Given that touchdowns are not the only way to score in the red zone, that last title (scoring percentage) is certainly a misnomer.  In looking at all this, it's always bothered me that people would calculate the percentage this way.  One alternative is of course Football Outsiders' use of DVOA, which they can apply down to specific zones on the field, including the red zone.

In looking back at 2009 through traditional stats and the more advanced metrics of FO, we see the following:

According to teamrankings.com, the 49ers finished 5th in red zone scoring percentage on offense and and 1st in opponent scoring percentage for red zone defense.  According to Football Outsiders, the 49ers finished 4th on offense in the red zone and 2nd on defense in the red zone.  So clearly the rankings are relatively close.  Nonetheless, the idea of scoring percentage still drives me crazy.  After all, according to the traditional "scoring percentage" formula, a touchdown is worth "1 point," if you will, while a field goal, interception, blocked field goal, turnover on downs, etc is worth 0 points in the formula.  Wouldn't it make sense to give some kind of value to a field goal?

Looking back at the 49ers 2009 season, their offense finished 23/39 in the red zone based on the traditional formula.  That means 16 of their red zone trips were "unsuccessful."  In looking at those 16 specific visits to the red zone, the 49ers made 11 field goals, while having 2 turnovers on downs, 1 fumble, 1 blocked field goal and 1 missed field goal.  The point of football is to score more points than your opponent.  How can you say a field goal in the red zone is the equivalent of an interception?

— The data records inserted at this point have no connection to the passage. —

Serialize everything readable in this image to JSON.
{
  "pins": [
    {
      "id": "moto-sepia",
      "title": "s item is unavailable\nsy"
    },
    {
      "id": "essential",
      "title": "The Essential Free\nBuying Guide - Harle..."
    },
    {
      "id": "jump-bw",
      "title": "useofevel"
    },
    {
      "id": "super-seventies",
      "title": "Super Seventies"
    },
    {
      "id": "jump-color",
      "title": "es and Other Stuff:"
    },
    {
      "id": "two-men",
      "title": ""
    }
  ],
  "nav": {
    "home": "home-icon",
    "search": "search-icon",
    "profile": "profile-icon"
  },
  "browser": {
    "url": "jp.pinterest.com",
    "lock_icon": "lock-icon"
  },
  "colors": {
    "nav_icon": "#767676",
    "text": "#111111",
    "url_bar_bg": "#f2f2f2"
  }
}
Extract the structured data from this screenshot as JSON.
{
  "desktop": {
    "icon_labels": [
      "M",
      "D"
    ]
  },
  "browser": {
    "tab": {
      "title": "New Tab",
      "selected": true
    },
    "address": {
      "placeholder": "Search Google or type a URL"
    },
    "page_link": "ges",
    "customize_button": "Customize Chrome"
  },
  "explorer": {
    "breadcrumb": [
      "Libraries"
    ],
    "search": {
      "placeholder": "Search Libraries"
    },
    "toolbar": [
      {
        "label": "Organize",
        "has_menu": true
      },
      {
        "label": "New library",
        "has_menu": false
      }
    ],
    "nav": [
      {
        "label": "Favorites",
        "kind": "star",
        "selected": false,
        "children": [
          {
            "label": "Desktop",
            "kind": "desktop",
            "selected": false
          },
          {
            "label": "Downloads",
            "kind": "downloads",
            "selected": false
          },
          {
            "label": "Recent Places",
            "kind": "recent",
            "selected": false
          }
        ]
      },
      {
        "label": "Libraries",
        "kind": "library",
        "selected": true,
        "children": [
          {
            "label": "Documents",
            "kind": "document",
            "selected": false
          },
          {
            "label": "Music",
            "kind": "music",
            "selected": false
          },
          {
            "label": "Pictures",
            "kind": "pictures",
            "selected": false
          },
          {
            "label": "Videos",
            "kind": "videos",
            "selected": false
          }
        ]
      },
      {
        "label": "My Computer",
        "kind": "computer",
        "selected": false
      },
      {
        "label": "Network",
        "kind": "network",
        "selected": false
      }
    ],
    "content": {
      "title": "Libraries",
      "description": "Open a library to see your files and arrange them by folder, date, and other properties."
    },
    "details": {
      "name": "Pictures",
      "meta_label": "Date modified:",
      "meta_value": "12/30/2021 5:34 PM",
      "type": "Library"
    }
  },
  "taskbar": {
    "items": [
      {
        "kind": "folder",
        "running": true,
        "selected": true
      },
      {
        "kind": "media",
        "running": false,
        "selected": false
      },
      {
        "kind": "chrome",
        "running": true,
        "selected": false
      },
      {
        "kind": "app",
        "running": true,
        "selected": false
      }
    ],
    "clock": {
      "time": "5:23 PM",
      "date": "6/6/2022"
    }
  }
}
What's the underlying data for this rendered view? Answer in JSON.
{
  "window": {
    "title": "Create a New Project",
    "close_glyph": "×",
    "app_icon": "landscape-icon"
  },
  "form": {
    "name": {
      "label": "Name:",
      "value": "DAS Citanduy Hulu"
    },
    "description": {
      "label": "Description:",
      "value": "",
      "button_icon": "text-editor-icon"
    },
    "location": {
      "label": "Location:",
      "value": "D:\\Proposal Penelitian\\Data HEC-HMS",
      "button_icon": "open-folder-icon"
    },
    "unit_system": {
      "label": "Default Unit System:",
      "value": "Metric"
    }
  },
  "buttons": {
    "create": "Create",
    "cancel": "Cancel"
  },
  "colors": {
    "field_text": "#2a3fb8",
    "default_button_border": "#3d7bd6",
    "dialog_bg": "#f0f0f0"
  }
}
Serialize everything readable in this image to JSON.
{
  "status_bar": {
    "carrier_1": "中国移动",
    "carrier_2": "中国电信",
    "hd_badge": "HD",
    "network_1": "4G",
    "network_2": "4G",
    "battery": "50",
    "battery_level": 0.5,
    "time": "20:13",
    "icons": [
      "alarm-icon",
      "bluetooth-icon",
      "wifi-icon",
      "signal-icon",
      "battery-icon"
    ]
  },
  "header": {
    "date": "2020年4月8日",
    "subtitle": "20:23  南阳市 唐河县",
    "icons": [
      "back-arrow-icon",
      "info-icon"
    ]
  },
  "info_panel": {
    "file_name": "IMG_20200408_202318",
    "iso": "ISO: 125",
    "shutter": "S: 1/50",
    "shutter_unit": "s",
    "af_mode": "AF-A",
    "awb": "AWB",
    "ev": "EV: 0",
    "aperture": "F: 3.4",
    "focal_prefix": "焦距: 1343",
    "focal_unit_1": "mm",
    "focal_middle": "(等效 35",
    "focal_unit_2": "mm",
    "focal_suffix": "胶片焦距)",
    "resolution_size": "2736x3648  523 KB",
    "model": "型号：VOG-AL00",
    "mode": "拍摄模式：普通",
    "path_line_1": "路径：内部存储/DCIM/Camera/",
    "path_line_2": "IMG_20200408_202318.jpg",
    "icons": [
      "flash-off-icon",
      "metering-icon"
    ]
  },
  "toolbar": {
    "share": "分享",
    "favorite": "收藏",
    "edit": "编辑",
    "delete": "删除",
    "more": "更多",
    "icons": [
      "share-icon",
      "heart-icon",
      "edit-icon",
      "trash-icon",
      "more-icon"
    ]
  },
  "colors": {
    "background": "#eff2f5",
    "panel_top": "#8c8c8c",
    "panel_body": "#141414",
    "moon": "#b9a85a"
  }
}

If we look at the team's defense, the same issue arises.  The 49ers defense finished 19/47 in the red zone, meaning 19 touchdowns were scored.  Of the remaining 28 red zone defenses, the opposing offense successfully kicked 19 field goals, threw four interceptions, had 1 blocked field goal, 1 missed field goal, gave up 2 fumbles and had 1 turnover on downs.

Wouldn't it make more sense to potentially give 1/2 credit for a field goal in the red one?  So, looking at the 49ers offense, instead of finishing with a red zone scoring percentage of 59% (23/39), they'd finish with a percentage of 73% ((23+ (11*.5))/39).  Under that equation, you reflect the fact that the 49ers did in fact score some points.  If you wanted, you could even knock it down to less than 1/2 credit since the odds of scoring a touchdown would likely be higher in the red zone.  Either way, you'd be reflecting these other scoring situations.